[What you are asked to do]
Please return all of the records that follow, exactly as written.

+ + + +

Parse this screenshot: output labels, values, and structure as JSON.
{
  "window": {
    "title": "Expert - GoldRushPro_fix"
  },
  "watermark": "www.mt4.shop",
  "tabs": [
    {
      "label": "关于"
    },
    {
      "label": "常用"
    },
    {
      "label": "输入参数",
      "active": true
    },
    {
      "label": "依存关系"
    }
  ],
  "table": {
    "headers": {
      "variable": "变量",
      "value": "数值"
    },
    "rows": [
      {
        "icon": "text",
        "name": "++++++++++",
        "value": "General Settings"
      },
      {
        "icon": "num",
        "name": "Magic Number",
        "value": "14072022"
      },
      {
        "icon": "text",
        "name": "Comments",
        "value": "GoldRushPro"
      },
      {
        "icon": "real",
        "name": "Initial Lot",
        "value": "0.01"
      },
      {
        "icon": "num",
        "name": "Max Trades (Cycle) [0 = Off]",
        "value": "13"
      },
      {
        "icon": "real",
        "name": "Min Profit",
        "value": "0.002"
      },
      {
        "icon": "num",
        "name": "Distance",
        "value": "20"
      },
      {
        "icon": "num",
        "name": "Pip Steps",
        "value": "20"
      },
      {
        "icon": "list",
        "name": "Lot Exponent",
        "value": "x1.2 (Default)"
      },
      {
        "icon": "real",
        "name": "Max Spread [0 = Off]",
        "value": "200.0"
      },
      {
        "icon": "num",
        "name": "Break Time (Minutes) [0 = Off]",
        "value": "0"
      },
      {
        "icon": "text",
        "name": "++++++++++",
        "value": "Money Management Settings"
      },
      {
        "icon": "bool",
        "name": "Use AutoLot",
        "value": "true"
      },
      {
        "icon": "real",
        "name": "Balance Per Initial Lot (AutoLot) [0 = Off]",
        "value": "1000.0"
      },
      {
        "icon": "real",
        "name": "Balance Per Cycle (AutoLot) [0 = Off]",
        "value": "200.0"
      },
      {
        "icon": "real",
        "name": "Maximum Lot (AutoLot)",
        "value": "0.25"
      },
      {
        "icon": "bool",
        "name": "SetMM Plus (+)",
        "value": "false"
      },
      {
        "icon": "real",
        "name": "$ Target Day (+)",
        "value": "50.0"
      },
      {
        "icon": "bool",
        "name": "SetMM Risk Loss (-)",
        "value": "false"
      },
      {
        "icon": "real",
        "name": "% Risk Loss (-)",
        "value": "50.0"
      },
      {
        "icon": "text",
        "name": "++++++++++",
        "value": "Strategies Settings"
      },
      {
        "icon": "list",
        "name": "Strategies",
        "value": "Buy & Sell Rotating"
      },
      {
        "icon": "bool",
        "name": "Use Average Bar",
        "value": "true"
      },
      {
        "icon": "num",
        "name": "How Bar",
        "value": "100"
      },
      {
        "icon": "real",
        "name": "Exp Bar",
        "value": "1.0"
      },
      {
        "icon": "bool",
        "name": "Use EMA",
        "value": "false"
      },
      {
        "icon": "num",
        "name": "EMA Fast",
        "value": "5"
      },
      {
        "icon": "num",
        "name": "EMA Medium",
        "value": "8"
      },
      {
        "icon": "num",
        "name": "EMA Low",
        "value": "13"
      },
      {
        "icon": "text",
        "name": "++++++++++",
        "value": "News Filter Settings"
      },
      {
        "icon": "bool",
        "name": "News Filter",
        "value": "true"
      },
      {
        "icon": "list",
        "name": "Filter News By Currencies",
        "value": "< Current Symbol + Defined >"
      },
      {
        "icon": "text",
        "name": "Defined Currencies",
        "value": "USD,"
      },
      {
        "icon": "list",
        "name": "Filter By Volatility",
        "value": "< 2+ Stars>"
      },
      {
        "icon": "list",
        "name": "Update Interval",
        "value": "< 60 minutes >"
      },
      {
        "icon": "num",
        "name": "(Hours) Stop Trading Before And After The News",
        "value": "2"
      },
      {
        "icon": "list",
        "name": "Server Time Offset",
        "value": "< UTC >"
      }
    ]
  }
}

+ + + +

[Solved exercise]
Parse this screenshot: output labels, values, and structure as JSON.
{
  "window": {
    "title": "Expert - GoldRushPro_fix"
  },
  "watermark": "www.mt4.shop",
  "tabs": [
    {
      "label": "关于"
    },
    {
      "label": "常用"
    },
    {
      "label": "输入参数",
      "active": true
    },
    {
      "label": "依存关系"
    }
  ],
  "table": {
    "headers": {
      "variable": "变量",
      "value": "数值"
    },
    "rows": [
      {
        "icon": "text",
        "name": "++++++++++",
        "value": "General Settings"
      },
      {
        "icon": "num",
        "name": "Magic Number",
        "value": "14072022"
      },
      {
        "icon": "text",
        "name": "Comments",
        "value": "GoldRushPro"
      },
      {
        "icon": "real",
        "name": "Initial Lot",
        "value": "0.01"
      },
      {
        "icon": "num",
        "name": "Max Trades (Cycle) [0 = Off]",
        "value": "13"
      },
      {
        "icon": "real",
        "name": "Min Profit",
        "value": "0.002"
      },
      {
        "icon": "num",
        "name": "Distance",
        "value": "20"
      },
      {
        "icon": "num",
        "name": "Pip Steps",
        "value": "20"
      },
      {
        "icon": "list",
        "name": "Lot Exponent",
        "value": "x1.2 (Default)"
      },
      {
        "icon": "real",
        "name": "Max Spread [0 = Off]",
        "value": "200.0"
      },
      {
        "icon": "num",
        "name": "Break Time (Minutes) [0 = Off]",
        "value": "0"
      },
      {
        "icon": "text",
        "name": "++++++++++",
        "value": "Money Management Settings"
      },
      {
        "icon": "bool",
        "name": "Use AutoLot",
        "value": "true"
      },
      {
        "icon": "real",
        "name": "Balance Per Initial Lot (AutoLot) [0 = Off]",
        "value": "1000.0"
      },
      {
        "icon": "real",
        "name": "Balance Per Cycle (AutoLot) [0 = Off]",
        "value": "200.0"
      },
      {
        "icon": "real",
        "name": "Maximum Lot (AutoLot)",
        "value": "0.25"
      },
      {
        "icon": "bool",
        "name": "SetMM Plus (+)",
        "value": "false"
      },
      {
        "icon": "real",
        "name": "$ Target Day (+)",
        "value": "50.0"
      },
      {
        "icon": "bool",
        "name": "SetMM Risk Loss (-)",
        "value": "false"
      },
      {
        "icon": "real",
        "name": "% Risk Loss (-)",
        "value": "50.0"
      },
      {
        "icon": "text",
        "name": "++++++++++",
        "value": "Strategies Settings"
      },
      {
        "icon": "list",
        "name": "Strategies",
        "value": "Buy & Sell Rotating"
      },
      {
        "icon": "bool",
        "name": "Use Average Bar",
        "value": "true"
      },
      {
        "icon": "num",
        "name": "How Bar",
        "value": "100"
      },
      {
        "icon": "real",
        "name": "Exp Bar",
        "value": "1.0"
      },
      {
        "icon": "bool",
        "name": "Use EMA",
        "value": "false"
      },
      {
        "icon": "num",
        "name": "EMA Fast",
        "value": "5"
      },
      {
        "icon": "num",
        "name": "EMA Medium",
        "value": "8"
      },
      {
        "icon": "num",
        "name": "EMA Low",
        "value": "13"
      },
      {
        "icon": "text",
        "name": "++++++++++",
        "value": "News Filter Settings"
      },
      {
        "icon": "bool",
        "name": "News Filter",
        "value": "true"
      },
      {
        "icon": "list",
        "name": "Filter News By Currencies",
        "value": "< Current Symbol + Defined >"
      },
      {
        "icon": "text",
        "name": "Defined Currencies",
        "value": "USD,"
      },
      {
        "icon": "list",
        "name": "Filter By Volatility",
        "value": "< 2+ Stars>"
      },
      {
        "icon": "list",
        "name": "Update Interval",
        "value": "< 60 minutes >"
      },
      {
        "icon": "num",
        "name": "(Hours) Stop Trading Before And After The News",
        "value": "2"
      },
      {
        "icon": "list",
        "name": "Server Time Offset",
        "value": "< UTC >"
      }
    ]
  }
}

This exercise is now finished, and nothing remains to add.